- Assignment:
From the first line to the last, reproduce the records exactly as they appear below.

[Records drawn from a dataset]
⁂

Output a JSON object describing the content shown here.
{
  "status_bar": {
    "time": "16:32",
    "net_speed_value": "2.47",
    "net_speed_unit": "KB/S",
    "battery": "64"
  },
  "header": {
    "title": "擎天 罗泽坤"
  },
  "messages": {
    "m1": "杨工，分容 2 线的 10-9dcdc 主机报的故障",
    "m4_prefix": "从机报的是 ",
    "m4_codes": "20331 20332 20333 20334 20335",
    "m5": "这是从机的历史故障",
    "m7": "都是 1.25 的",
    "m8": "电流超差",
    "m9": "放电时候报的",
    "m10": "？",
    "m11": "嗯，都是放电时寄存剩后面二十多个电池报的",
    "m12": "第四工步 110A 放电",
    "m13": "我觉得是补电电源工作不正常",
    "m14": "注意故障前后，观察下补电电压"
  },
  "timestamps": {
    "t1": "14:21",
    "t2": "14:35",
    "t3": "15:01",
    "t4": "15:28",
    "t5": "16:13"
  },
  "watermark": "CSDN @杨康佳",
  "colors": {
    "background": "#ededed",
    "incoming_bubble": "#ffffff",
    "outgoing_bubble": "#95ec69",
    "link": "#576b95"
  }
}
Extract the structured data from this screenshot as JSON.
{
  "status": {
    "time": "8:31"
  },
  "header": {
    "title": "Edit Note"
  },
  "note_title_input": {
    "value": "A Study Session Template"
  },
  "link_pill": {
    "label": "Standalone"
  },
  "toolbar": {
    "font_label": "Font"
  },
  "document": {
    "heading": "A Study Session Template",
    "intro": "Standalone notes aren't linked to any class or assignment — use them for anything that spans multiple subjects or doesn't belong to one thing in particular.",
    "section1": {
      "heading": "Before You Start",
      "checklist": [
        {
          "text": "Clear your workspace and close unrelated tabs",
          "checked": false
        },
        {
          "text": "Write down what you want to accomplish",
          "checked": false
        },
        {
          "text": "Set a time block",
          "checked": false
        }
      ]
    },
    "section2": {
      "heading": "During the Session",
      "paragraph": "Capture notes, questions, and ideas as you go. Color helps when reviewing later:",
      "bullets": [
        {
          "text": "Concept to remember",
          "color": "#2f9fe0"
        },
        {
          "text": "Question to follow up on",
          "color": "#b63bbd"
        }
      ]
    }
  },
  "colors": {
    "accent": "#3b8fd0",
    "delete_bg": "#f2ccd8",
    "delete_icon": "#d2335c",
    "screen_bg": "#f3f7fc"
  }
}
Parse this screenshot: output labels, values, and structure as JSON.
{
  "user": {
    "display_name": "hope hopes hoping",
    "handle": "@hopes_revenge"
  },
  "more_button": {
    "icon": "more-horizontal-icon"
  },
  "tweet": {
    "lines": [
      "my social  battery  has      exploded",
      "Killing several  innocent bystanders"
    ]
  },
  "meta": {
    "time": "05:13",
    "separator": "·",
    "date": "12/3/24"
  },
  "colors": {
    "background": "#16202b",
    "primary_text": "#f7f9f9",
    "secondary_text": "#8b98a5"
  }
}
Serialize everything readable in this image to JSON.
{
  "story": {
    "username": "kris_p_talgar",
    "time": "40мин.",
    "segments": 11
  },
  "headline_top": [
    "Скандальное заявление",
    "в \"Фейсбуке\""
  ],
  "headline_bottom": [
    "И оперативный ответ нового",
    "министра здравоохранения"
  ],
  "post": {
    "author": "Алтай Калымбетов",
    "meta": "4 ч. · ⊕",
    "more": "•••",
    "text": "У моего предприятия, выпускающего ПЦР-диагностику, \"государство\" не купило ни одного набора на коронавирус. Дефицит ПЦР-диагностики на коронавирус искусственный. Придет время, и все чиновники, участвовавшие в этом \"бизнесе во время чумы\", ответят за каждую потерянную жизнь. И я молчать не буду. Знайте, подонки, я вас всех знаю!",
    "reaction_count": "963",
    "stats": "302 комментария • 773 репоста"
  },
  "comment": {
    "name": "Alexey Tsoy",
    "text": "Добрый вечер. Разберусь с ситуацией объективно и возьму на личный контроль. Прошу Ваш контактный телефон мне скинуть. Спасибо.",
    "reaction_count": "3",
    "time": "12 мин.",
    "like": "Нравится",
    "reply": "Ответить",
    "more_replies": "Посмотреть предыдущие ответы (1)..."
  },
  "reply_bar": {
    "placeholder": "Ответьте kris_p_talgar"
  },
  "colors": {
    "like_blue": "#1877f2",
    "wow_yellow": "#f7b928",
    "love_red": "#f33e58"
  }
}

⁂

- Answer box:
Output a JSON object describing the content shown here.
{
  "status_bar": {
    "time": "16:32",
    "net_speed_value": "2.47",
    "net_speed_unit": "KB/S",
    "battery": "64"
  },
  "header": {
    "title": "擎天 罗泽坤"
  },
  "messages": {
    "m1": "杨工，分容 2 线的 10-9dcdc 主机报的故障",
    "m4_prefix": "从机报的是 ",
    "m4_codes": "20331 20332 20333 20334 20335",
    "m5": "这是从机的历史故障",
    "m7": "都是 1.25 的",
    "m8": "电流超差",
    "m9": "放电时候报的",
    "m10": "？",
    "m11": "嗯，都是放电时寄存剩后面二十多个电池报的",
    "m12": "第四工步 110A 放电",
    "m13": "我觉得是补电电源工作不正常",
    "m14": "注意故障前后，观察下补电电压"
  },
  "timestamps": {
    "t1": "14:21",
    "t2": "14:35",
    "t3": "15:01",
    "t4": "15:28",
    "t5": "16:13"
  },
  "watermark": "CSDN @杨康佳",
  "colors": {
    "background": "#ededed",
    "incoming_bubble": "#ffffff",
    "outgoing_bubble": "#95ec69",
    "link": "#576b95"
  }
}
Extract the structured data from this screenshot as JSON.
{
  "status": {
    "time": "8:31"
  },
  "header": {
    "title": "Edit Note"
  },
  "note_title_input": {
    "value": "A Study Session Template"
  },
  "link_pill": {
    "label": "Standalone"
  },
  "toolbar": {
    "font_label": "Font"
  },
  "document": {
    "heading": "A Study Session Template",
    "intro": "Standalone notes aren't linked to any class or assignment — use them for anything that spans multiple subjects or doesn't belong to one thing in particular.",
    "section1": {
      "heading": "Before You Start",
      "checklist": [
        {
          "text": "Clear your workspace and close unrelated tabs",
          "checked": false
        },
        {
          "text": "Write down what you want to accomplish",
          "checked": false
        },
        {
          "text": "Set a time block",
          "checked": false
        }
      ]
    },
    "section2": {
      "heading": "During the Session",
      "paragraph": "Capture notes, questions, and ideas as you go. Color helps when reviewing later:",
      "bullets": [
        {
          "text": "Concept to remember",
          "color": "#2f9fe0"
        },
        {
          "text": "Question to follow up on",
          "color": "#b63bbd"
        }
      ]
    }
  },
  "colors": {
    "accent": "#3b8fd0",
    "delete_bg": "#f2ccd8",
    "delete_icon": "#d2335c",
    "screen_bg": "#f3f7fc"
  }
}
Parse this screenshot: output labels, values, and structure as JSON.
{
  "user": {
    "display_name": "hope hopes hoping",
    "handle": "@hopes_revenge"
  },
  "more_button": {
    "icon": "more-horizontal-icon"
  },
  "tweet": {
    "lines": [
      "my social  battery  has      exploded",
      "Killing several  innocent bystanders"
    ]
  },
  "meta": {
    "time": "05:13",
    "separator": "·",
    "date": "12/3/24"
  },
  "colors": {
    "background": "#16202b",
    "primary_text": "#f7f9f9",
    "secondary_text": "#8b98a5"
  }
}
Serialize everything readable in this image to JSON.
{
  "story": {
    "username": "kris_p_talgar",
    "time": "40мин.",
    "segments": 11
  },
  "headline_top": [
    "Скандальное заявление",
    "в \"Фейсбуке\""
  ],
  "headline_bottom": [
    "И оперативный ответ нового",
    "министра здравоохранения"
  ],
  "post": {
    "author": "Алтай Калымбетов",
    "meta": "4 ч. · ⊕",
    "more": "•••",
    "text": "У моего предприятия, выпускающего ПЦР-диагностику, \"государство\" не купило ни одного набора на коронавирус. Дефицит ПЦР-диагностики на коронавирус искусственный. Придет время, и все чиновники, участвовавшие в этом \"бизнесе во время чумы\", ответят за каждую потерянную жизнь. И я молчать не буду. Знайте, подонки, я вас всех знаю!",
    "reaction_count": "963",
    "stats": "302 комментария • 773 репоста"
  },
  "comment": {
    "name": "Alexey Tsoy",
    "text": "Добрый вечер. Разберусь с ситуацией объективно и возьму на личный контроль. Прошу Ваш контактный телефон мне скинуть. Спасибо.",
    "reaction_count": "3",
    "time": "12 мин.",
    "like": "Нравится",
    "reply": "Ответить",
    "more_replies": "Посмотреть предыдущие ответы (1)..."
  },
  "reply_bar": {
    "placeholder": "Ответьте kris_p_talgar"
  },
  "colors": {
    "like_blue": "#1877f2",
    "wow_yellow": "#f7b928",
    "love_red": "#f33e58"
  }
}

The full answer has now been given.